A table with data
Group Explanation Current and continuing guidance Government support
Clinically extremely vulnerable people (all people in this cohort will have received communication from the NHS) People defined on medical grounds a clinically extremely vulnerable, meaning they are at the greatest risk of severe illness. This group includes solid organ transplant recipients, people receiving chemotherapy, renal dialysis patients and others. Follow shielding guidance by staying at home at all times and avoiding all non-essential face-to-face contact. This guidance is in place until end June. Support available from the National Shielding Programme, which includes food supplies (through food boxes and priority supermarket deliveries), pharmacy deliveries and care. Support is available via the NHS Volunteer Responders app.

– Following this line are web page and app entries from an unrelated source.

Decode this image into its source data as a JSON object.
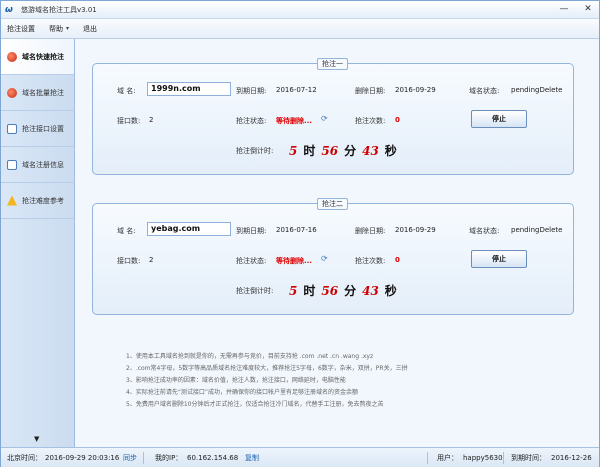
{
  "window": {
    "title": "悠游域名抢注工具v3.01",
    "minimize": "—",
    "close": "✕"
  },
  "menu": {
    "settings": "抢注设置",
    "help": "帮助",
    "help_arrow": "▾",
    "exit": "退出"
  },
  "sidebar": {
    "items": [
      {
        "label": "域名快速抢注",
        "icon": "red-ball-icon"
      },
      {
        "label": "域名批量抢注",
        "icon": "red-ball-icon"
      },
      {
        "label": "抢注接口设置",
        "icon": "document-icon"
      },
      {
        "label": "域名注册信息",
        "icon": "document-icon"
      },
      {
        "label": "抢注难度参考",
        "icon": "warning-icon"
      }
    ],
    "scroll_arrow": "▼"
  },
  "panels": [
    {
      "legend": "抢注一",
      "domain_label": "域  名:",
      "domain": "1999n.com",
      "expire_label": "到期日期:",
      "expire_date": "2016-07-12",
      "delete_label": "删除日期:",
      "delete_date": "2016-09-29",
      "domain_status_label": "域名状态:",
      "domain_status": "pendingDelete",
      "ports_label": "接口数:",
      "ports": "2",
      "grab_status_label": "抢注状态:",
      "grab_status": "等待删除...",
      "attempts_label": "抢注次数:",
      "attempts": "0",
      "stop_label": "停止",
      "countdown_label": "抢注倒计时:",
      "hours": "5",
      "hours_unit": "时",
      "minutes": "56",
      "minutes_unit": "分",
      "seconds": "43",
      "seconds_unit": "秒"
    },
    {
      "legend": "抢注二",
      "domain_label": "域  名:",
      "domain": "yebag.com",
      "expire_label": "到期日期:",
      "expire_date": "2016-07-16",
      "delete_label": "删除日期:",
      "delete_date": "2016-09-29",
      "domain_status_label": "域名状态:",
      "domain_status": "pendingDelete",
      "ports_label": "接口数:",
      "ports": "2",
      "grab_status_label": "抢注状态:",
      "grab_status": "等待删除...",
      "attempts_label": "抢注次数:",
      "attempts": "0",
      "stop_label": "停止",
      "countdown_label": "抢注倒计时:",
      "hours": "5",
      "hours_unit": "时",
      "minutes": "56",
      "minutes_unit": "分",
      "seconds": "43",
      "seconds_unit": "秒"
    }
  ],
  "notes": [
    "1、使用本工具域名抢到就是你的，无需再参与竞价，目前支持抢 .com .net .cn .wang .xyz",
    "2、.com常4字母，5数字等高品质域名抢注难度较大，推荐抢注5字母，6数字，杂米，双拼，PR关，三拼",
    "3、影响抢注成功率的因素：域名价值，抢注人数，抢注接口，网络延时，电脑性能",
    "4、实际抢注前请先“测试接口”成功，并确保你的接口帐户里有足够注册域名的资金余额",
    "5、免费用户域名删除10分钟后才正式抢注，仅适合抢注冷门域名，代替手工注册，免去熬夜之苦"
  ],
  "statusbar": {
    "time_label": "北京时间：",
    "time": "2016-09-29 20:03:16",
    "sync": "同步",
    "ip_label": "我的IP：",
    "ip": "60.162.154.68",
    "copy": "复制",
    "user_label": "用户：",
    "user": "happy5630",
    "expire_label": "到期时间：",
    "expire": "2016-12-26"
  },
  "colors": {
    "status_red": "#e00000",
    "accent_blue": "#1b5fb0"
  }
}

Clinically vulnerable people People considered to be at higher risk of severe illness from COVID-19. Clinically vulnerable people include the following: people aged 70 or older, people with liver disease, people with diabetes, pregnant women and others. Stay at home as much as possible. If you do go out, take particular care to minimise contact with others outside your household. Range of support available while measures in place, including by local authorities and through voluntary and community groups. Support is available via the NHS Volunteer Responders app.
Vulnerable people (non-clinical) There are a range of people who can be classified as ‘vulnerable’ due to non-clinical factors, such as children at risk of violence or with special education needs, victims of domestic abuse, rough sleepers and others. People in this group will need to follow general guidance except where they are also clinically vulnerable or clinically extremely vulnerable, where they should follow guidance as set out above. For those who need it, a range of support and guidance across public services and the benefits system, including by central and local government and the voluntary and community sector.